Is there a rationale beyond research studies for screening siblings of affected subjects who have a relative risk of type 1 diabetes at least 10 times higher than that in the general population (with the absolute risk in the range of 6 to 10% )? What would be the optimal screening strategy? The analysis of autoantibodies to biochemically characterized autoantigens, i.e., insulin, GAD, and islet antigen 2, provides the most sensitive and specific tool for prediction of type 1 diabetes among siblings. Positivity for two autantibodies is associated with a cumulative disease risk of >80% over the next 15 years (10) and positivity for three autoantibodies with an even higher progression rate (11). The arguments in favor of screening siblings have been listed above. What, then, are the potential drawbacks of such an approach? One consideration is that all autoantibody-positive siblings do not progress to clinical diabetes over a reasonable time of follow-up, and the knowledge of autoantibody positivity likely has a psychological impact on both the individual and the family (12) and may result in behavioral changes in an effort to prevent or delay progression to clinical disease (13). This is, however, an area of research that needs to be scientifically assessed in a more rigorous manner. Another issue is the costs associated with screening and subsequent monitoring of siblings identified to be at high risk of type 1 diabetes. There is a definite need for a cost-benefit analysis of any screening program before its clinical implementation.
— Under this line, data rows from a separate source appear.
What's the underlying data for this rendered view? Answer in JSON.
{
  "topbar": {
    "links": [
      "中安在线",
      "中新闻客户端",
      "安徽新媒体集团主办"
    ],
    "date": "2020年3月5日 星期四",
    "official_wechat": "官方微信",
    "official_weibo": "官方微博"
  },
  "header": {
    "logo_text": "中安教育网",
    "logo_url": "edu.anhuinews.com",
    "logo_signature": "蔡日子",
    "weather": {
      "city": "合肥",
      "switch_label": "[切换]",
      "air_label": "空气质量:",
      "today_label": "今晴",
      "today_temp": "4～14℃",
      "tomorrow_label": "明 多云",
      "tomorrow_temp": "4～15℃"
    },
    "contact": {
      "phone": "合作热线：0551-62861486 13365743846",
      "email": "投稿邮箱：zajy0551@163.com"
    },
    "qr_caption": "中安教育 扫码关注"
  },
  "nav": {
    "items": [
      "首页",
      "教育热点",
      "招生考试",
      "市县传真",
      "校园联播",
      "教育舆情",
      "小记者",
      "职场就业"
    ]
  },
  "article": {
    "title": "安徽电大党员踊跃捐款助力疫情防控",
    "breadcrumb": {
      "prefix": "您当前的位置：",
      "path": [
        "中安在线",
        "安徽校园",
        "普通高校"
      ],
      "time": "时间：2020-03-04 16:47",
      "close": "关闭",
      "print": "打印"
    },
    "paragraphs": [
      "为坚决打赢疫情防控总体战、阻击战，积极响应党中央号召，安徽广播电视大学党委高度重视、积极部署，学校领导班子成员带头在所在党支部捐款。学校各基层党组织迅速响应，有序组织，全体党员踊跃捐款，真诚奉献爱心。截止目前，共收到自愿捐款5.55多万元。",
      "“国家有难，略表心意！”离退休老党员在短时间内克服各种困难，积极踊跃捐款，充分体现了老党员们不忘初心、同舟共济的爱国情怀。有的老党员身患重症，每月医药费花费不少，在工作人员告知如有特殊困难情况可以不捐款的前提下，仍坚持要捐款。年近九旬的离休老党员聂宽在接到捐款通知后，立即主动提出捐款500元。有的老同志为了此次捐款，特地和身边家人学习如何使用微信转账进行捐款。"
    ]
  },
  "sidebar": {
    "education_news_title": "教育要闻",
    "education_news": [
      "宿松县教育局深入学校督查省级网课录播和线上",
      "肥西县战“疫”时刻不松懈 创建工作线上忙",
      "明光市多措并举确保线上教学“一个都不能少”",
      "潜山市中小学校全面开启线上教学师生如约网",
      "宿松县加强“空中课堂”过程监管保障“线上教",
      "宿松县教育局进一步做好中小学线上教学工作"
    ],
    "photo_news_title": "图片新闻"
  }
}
What about screening the general population for type 1 diabetes in high-incidence countries? Again, the strategy for such a screening program can already be designed based on present knowledge. With HLA genotyping, it is possible to identify a group of individuals at similar risk for type 1 diabetes as siblings of affected children (14). Children with HLA-conferred disease susceptibility might subsequently be monitored for the appearance of disease-associated autoantibodies and progression to clinical diabetes. As already shown, this would result in a dramatic decrease in the frequency of diabetic ketoacidosis at diagnosis and thus, most likely, to shorter initial hospitalization and better preservation of endogenous insulin secretion among those who present with clinical diabetes. Since severe diabetic ketoacidosis is a life-threatening condition, some deaths could also be prevented by such a screening program.
HLA genotyping should be performed very early in life, preferably at birth, since the first autoantibodies may appear during the first year (15). If the screening program is initiated, for example, at a mean age of 10 years, at least 60% of children diagnosed before the age of 15 years would have already presented with overt type 1 diabetes. Given the considerable costs associated with a screening and monitoring program in the general population, we probably have to wait for the establishment of effective prevention strategies before any such program will be implemented even in high-incidence countries.